### [Dataset entries]
Segment Open

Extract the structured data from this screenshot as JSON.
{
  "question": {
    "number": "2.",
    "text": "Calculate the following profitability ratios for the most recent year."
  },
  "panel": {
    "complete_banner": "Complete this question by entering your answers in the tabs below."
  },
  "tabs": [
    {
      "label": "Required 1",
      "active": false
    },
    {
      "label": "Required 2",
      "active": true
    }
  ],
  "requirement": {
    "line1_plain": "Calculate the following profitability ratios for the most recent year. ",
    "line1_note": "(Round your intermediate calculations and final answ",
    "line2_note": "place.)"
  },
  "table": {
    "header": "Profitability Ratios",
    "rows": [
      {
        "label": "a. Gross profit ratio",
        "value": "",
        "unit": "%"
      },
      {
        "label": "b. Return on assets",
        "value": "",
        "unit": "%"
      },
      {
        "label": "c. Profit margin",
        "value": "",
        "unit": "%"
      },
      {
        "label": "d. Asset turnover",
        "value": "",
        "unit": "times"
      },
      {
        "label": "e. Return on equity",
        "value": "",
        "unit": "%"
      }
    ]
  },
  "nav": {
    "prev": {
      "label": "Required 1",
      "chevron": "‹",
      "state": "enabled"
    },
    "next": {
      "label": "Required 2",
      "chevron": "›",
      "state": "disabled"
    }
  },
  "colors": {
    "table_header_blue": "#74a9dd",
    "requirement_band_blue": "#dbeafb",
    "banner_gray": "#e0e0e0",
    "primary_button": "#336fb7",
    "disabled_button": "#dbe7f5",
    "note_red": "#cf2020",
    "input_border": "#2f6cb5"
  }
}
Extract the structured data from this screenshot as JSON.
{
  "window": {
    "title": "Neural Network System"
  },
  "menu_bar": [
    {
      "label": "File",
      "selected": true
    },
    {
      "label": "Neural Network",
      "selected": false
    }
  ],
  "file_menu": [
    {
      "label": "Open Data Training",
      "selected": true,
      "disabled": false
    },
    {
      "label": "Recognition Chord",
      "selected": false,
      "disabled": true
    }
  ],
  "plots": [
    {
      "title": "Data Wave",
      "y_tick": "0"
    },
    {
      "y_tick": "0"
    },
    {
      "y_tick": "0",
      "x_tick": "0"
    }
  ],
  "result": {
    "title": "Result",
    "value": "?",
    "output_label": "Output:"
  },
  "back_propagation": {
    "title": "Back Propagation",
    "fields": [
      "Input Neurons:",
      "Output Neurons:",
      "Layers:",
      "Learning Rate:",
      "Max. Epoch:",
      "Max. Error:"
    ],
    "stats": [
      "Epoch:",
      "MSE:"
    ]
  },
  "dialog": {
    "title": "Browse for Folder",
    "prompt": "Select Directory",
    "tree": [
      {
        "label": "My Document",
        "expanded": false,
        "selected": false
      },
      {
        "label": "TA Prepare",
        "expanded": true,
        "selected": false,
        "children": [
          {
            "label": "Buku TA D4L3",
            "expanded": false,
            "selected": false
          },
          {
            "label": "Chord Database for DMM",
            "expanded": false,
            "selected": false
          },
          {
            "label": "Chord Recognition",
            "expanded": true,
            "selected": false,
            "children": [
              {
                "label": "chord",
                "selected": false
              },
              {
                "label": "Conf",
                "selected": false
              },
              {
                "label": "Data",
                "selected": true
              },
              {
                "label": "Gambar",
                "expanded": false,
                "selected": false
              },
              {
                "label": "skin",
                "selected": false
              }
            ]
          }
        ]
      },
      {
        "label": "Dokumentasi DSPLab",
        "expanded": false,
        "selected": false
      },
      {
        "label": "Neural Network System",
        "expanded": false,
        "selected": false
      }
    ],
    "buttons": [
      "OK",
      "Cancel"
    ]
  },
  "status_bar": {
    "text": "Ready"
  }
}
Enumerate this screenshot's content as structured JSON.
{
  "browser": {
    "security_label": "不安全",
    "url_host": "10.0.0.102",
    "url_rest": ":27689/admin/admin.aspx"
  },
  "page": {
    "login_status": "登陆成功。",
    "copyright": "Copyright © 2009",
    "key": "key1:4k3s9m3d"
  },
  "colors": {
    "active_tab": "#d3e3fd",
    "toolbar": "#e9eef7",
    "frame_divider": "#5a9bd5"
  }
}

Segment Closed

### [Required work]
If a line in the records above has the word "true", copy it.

### [Worked solution]
      "active": true
      "selected": true
      "selected": true,
      "disabled": true
        "expanded": true,
            "expanded": true,
                "selected": true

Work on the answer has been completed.